I know I’m the only one who’s mentioned religion in the thread; given some of the responses, it seemed appropriate. :slight_smile:

“Why should we not try to transcend existential ‘suffering’ and stop piling angst upon ourselves?”

Hmmm, let’s try some word replacement games with this quote. Here we go:

“Why should we not try to transcend existential ‘love’ and stop piling angst upon ourselves?”
“Why should we not try to transcend existential ‘peace’ and stop piling angst upon ourselves?”
“Why should we not try to transcend existential ‘identity’ and stop piling angst upon ourselves?”

Point being, as long we have a “self” and something that piles against that self, (such as suffering.) Then we are trapped in divisive thinking which leads nowhere. That is, we end up pitting one concept of self against the other.

This is at the crux of today’s Christianity. The struggle between good and evil becomes as a dragon swallowing it’s own tail. More to the point - It is an endless struggle to shun something which is deemed evil. In this context - suffering = evil.

Okay, who exactly is the self that suffers?

Is it:

A - The devil?
B - The same self that also feels bliss?

If the answer for you is “A”, then I wish you the very best and please send me a postcard from the war front.

But if the answer for you is “B”, then why would you try to deny yourself, this, or any other experience which may lead to the evolution of your very soul?
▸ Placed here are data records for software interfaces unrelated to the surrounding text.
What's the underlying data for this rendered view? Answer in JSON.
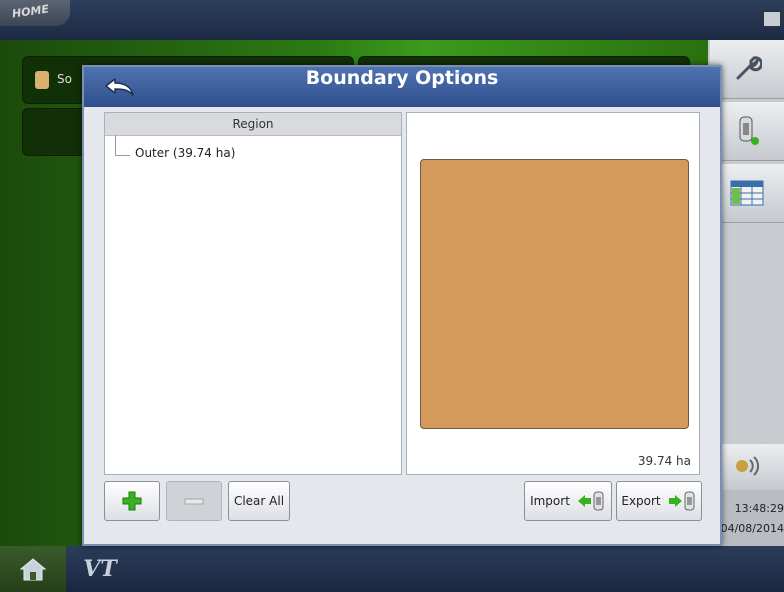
{
  "topbar": {
    "logo_text": "HOME"
  },
  "dialog": {
    "title": "Boundary Options",
    "region_header": "Region",
    "regions": [
      {
        "label": "Outer (39.74 ha)"
      }
    ],
    "area_label": "39.74 ha",
    "buttons": {
      "add": "+",
      "remove": "−",
      "clear_all": "Clear All",
      "import": "Import",
      "export": "Export"
    }
  },
  "background": {
    "card_label": "So"
  },
  "sidebar": {
    "time": "13:48:29",
    "date": "04/08/2014"
  },
  "bottombar": {
    "vt_label": "VT"
  },
  "colors": {
    "title_bar": "#3d5f9e",
    "field_fill": "#d49a5c",
    "add_green": "#37b321"
  },
  "icons": [
    "back-arrow-icon",
    "wrench-icon",
    "implement-icon",
    "table-icon",
    "home-icon",
    "import-icon",
    "export-icon",
    "gps-icon"
  ]
}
Care to enlighten me a bit on that one?
…oh forgot, that can’t be done.
So how about merely give me your illusion a little more clearly, perhaps?